Horowitz announced in January 2017 that the Department of Justice would examine how the FBI handled the probe into Hillary Clinton’s private email server under Comey. It will review a number of Comey’s controversial acts, including his choice not to prosecute Clinton for sending classified information over her private email server and his decision to publicly resume the Clinton investigation in October, 2017.
The report was welcomed both by Democrats, who thought Comey’s reopening of Clinton’s email server investigation just days before the election cost her the race, and by Republicans, who felt Clinton deserved criminal charges for using a private server to send emails related to her work as Secretary of State.
The report has nothing to do with Russian interference in the 2016 presidential election, but since Trump fired Comey in May of 2017, it has taken on added relevance. Trump’s official reason for firing Comey was his mistreatment of Clinton, although he argued at other times that the FBI director was actually too nice to her.
What happened during the Clinton email investigation?
In March of 2015, the New York Times published a front-page article indicating Clinton exclusively used a private email server and personal email address to send work-related emails and that the use of the account “may have violated federal requirements” that she retain all officials’ correspondence.
Breaking the tradition of not discussing FBI investigations with the public, Comey held a press conference in July of 2016 saying that though the FBI did not find evidence Clinton and her colleagues intended to violate laws regarding careful email practice, they were “extremely careless in their handling of very sensitive, highly classified information.”

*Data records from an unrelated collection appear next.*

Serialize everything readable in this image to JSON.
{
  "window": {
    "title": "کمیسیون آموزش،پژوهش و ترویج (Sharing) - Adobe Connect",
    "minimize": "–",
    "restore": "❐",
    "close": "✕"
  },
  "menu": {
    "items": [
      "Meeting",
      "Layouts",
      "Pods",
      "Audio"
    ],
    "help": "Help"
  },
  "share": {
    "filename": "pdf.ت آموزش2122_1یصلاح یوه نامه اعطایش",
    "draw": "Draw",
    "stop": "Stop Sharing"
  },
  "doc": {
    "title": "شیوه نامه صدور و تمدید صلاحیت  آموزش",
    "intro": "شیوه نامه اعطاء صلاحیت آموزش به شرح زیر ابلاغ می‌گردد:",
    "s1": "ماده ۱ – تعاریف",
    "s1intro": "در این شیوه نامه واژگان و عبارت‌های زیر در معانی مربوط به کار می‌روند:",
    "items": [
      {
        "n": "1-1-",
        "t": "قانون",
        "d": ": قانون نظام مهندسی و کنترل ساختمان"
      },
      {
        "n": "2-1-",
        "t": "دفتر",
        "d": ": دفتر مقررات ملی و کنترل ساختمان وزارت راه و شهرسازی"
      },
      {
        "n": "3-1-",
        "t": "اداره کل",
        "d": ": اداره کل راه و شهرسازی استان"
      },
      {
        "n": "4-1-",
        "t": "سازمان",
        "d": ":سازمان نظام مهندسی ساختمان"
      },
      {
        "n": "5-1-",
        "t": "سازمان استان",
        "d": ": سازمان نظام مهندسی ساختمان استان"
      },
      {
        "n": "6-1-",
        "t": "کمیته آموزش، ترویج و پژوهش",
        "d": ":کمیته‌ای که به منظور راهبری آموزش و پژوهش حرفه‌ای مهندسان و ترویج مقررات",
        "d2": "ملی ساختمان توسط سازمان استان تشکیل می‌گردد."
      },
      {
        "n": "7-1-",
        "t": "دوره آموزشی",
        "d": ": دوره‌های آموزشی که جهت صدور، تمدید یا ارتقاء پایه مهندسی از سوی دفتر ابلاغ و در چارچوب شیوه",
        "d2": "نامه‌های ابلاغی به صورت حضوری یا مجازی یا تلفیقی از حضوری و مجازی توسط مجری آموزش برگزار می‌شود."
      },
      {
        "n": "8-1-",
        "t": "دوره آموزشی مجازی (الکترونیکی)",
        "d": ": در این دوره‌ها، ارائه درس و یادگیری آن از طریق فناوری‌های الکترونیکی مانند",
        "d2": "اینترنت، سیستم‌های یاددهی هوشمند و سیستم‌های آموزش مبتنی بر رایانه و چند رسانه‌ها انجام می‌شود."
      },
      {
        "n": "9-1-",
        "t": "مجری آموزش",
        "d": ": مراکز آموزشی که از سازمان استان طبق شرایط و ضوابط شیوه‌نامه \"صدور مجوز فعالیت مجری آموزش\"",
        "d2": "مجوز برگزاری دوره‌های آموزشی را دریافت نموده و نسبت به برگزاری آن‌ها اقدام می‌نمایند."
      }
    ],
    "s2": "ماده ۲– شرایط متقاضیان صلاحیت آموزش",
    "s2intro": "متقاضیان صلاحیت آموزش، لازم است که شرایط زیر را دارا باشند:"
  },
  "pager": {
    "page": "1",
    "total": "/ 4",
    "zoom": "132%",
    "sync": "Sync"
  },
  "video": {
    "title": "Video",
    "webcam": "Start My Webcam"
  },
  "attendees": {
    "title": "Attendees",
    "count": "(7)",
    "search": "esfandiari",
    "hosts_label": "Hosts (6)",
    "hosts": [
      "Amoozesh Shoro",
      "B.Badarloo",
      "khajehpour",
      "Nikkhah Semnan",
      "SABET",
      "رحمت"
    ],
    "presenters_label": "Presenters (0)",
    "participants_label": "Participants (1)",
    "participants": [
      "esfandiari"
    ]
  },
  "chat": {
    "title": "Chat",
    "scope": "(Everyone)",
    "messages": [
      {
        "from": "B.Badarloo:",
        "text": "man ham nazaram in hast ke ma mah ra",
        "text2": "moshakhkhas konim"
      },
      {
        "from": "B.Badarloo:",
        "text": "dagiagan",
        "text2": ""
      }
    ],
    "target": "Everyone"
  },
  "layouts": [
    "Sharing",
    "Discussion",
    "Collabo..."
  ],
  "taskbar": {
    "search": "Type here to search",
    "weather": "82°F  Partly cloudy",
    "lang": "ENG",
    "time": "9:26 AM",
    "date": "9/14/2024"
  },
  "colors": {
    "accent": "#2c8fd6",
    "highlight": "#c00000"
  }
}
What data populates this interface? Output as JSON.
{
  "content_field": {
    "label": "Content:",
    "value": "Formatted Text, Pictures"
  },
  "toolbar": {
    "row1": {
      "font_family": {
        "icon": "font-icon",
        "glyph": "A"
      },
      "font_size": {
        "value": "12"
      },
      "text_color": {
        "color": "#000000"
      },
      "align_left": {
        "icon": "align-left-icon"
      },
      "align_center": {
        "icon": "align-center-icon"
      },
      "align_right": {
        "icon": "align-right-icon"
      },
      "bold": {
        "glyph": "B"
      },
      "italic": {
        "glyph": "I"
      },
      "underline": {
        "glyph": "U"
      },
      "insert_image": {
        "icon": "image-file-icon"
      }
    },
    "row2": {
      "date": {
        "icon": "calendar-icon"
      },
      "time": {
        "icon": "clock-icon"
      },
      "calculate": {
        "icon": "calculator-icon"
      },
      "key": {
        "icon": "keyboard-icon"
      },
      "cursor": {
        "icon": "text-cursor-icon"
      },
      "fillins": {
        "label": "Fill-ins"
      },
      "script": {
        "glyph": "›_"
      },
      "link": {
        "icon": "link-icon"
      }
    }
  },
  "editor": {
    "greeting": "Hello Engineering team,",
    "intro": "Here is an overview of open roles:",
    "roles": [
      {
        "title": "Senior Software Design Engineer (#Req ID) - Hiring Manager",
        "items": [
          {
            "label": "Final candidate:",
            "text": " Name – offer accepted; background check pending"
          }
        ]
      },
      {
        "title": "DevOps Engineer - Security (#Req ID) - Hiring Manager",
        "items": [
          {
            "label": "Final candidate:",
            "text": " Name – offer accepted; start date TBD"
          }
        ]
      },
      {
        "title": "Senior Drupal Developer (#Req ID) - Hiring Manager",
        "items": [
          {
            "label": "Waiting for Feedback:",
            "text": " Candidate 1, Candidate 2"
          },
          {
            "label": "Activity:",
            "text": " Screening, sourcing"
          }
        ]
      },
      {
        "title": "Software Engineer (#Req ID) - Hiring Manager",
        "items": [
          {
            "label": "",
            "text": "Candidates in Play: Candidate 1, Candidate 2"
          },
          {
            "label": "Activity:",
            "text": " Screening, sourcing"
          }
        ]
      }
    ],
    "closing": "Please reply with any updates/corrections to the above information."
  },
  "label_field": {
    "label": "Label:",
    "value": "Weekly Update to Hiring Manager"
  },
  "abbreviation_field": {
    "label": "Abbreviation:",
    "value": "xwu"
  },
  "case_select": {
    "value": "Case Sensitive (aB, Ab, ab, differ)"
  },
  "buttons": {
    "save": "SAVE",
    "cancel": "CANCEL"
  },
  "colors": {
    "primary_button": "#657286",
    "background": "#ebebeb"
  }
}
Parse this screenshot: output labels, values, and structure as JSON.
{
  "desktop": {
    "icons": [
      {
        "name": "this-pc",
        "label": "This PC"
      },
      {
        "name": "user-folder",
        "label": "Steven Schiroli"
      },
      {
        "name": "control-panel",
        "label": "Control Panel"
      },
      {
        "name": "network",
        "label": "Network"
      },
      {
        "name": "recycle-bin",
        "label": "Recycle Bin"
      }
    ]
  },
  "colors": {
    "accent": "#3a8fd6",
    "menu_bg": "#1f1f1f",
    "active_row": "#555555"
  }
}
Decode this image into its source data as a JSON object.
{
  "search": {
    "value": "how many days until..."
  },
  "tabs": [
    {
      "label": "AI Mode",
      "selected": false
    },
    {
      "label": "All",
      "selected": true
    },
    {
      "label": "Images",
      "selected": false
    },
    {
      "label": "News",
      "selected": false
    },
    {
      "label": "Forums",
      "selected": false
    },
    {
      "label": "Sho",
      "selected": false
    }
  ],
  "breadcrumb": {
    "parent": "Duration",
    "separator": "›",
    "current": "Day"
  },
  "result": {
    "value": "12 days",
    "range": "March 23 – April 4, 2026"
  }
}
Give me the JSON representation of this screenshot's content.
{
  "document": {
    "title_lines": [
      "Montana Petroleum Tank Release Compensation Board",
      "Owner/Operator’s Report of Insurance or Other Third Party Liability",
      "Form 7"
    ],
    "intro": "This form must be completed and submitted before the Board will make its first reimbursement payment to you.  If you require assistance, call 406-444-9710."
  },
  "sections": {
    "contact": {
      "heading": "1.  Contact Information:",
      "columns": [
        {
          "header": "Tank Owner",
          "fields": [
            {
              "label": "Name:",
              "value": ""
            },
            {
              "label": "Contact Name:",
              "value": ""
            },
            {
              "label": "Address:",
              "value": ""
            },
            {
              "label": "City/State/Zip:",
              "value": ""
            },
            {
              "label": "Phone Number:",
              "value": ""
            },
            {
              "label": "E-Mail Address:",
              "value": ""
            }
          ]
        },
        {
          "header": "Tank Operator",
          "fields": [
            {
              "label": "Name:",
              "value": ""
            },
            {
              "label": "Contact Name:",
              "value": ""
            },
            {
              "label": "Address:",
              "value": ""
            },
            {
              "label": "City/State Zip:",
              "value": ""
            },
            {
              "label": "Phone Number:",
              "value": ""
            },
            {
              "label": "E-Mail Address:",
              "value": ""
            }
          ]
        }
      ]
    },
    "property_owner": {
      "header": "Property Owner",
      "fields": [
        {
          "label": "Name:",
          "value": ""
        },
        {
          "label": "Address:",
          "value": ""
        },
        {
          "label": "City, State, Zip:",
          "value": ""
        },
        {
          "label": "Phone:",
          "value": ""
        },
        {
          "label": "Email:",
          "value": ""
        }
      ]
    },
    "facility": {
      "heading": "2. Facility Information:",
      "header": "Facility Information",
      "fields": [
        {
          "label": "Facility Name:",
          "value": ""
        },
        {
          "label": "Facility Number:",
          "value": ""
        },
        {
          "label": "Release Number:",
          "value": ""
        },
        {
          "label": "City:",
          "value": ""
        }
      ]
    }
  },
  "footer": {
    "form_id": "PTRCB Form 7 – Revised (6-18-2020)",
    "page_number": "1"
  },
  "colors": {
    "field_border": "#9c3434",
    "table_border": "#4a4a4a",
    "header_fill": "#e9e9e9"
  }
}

On Oct. 28, 2016, Comey sent a letter to Congress suggesting more emails had been discovered that appeared to be pertinent to the investigation of Clinton’s email server.
Finally, on Nov. 6, 2016, just two days before the 2016 election, Comey told Congress the additional emails the bureau analyzed did not change the FBI’s conclusion Clinton should not be prosecuted.
What does the report say about James Comey?
The report states that Comey departed “clearly and dramatically from FBI and department norms,” though not on account of political bias on Comey’s part.
“The decisions negatively impacted the perception of the FBI and the department as fair administrators of justice,” Inspector General Michael Horowitz said in the report’s conclusions, which were obtained by Bloomberg News on Thursday morning.
Former Attorney General Loretta Lynch may also come under scrutiny in the report. During the initial email probe, Lynch privately met with former President Bill Clinton on an airplane tarmac in Arizona. Though it is not clear what Bill Clinton and Lynch discussed on the plane in the midst of the email investigation, she expressed regret: “I certainly wouldn’t do it again.”
How did Republicans respond to the report?
Earlier today, three Trump-supporting Republicans drafted a letter expressing concern about the final version of the report. Reps. Andy Biggs, Ron DeSantis, and Matt Gaetz wrote to Horowitz asking him to release the report’s initial drafts along with the final published form due to concerns that the report may have been weakened over time and editing. Although they commend the report for being “thorough and accurate,” they write that “people may have changed the report in a way that obfuscates your findings.” They expressed worries that members of the DOJ and FBI may have changed the draft over the past month.
What has Trump said about the inspector general’s report?
Trump eagerly anticipated the release of the Inspector General’s report. He has openly criticized how long it took the report to be published, by tweeting, “Numerous delays. Hope Report is not being changed and made weaker!”
He has also expressed hope that the report will validate his decision to fire James Comey by providing evidence of Comey’s incompetence. He recently tweeted “When will people start saying, ‘thank you, Mr. President, for firing James Comey?” and later commented to the press that the June 14 report may turn out to be “a nice birthday president.”
What is taking so long with the Inspector General’s Report on Crooked Hillary and Slippery James Comey. Numerous delays. Hope Report is not being changed and made weaker! There are so many horrible things to tell, the public has the right to know. Transparency!
— Donald J. Trump (@realDonaldTrump) June 5, 2018
White House spokeswoman Sarah Huckabee Sanders said that the president wanted the report to be transparent but also “expedited and completed quickly.”
“I think the President would like to see this process move faster,” she said at a press briefing in early June. “They’ve been obsessed with a number of other issues in which they’ve spent a great deal of time on. I think he’d like to see some of that spread out and some time spent on that.”
Trump is expected to use any negative findings about Comey to attempt to further undermine his credibility, since Comey has also testified under oath that the president asked him to drop an investigation into former National Security Advisor Michael Flynn and sought to secure his personal loyalty, claims that the president denies vehemently.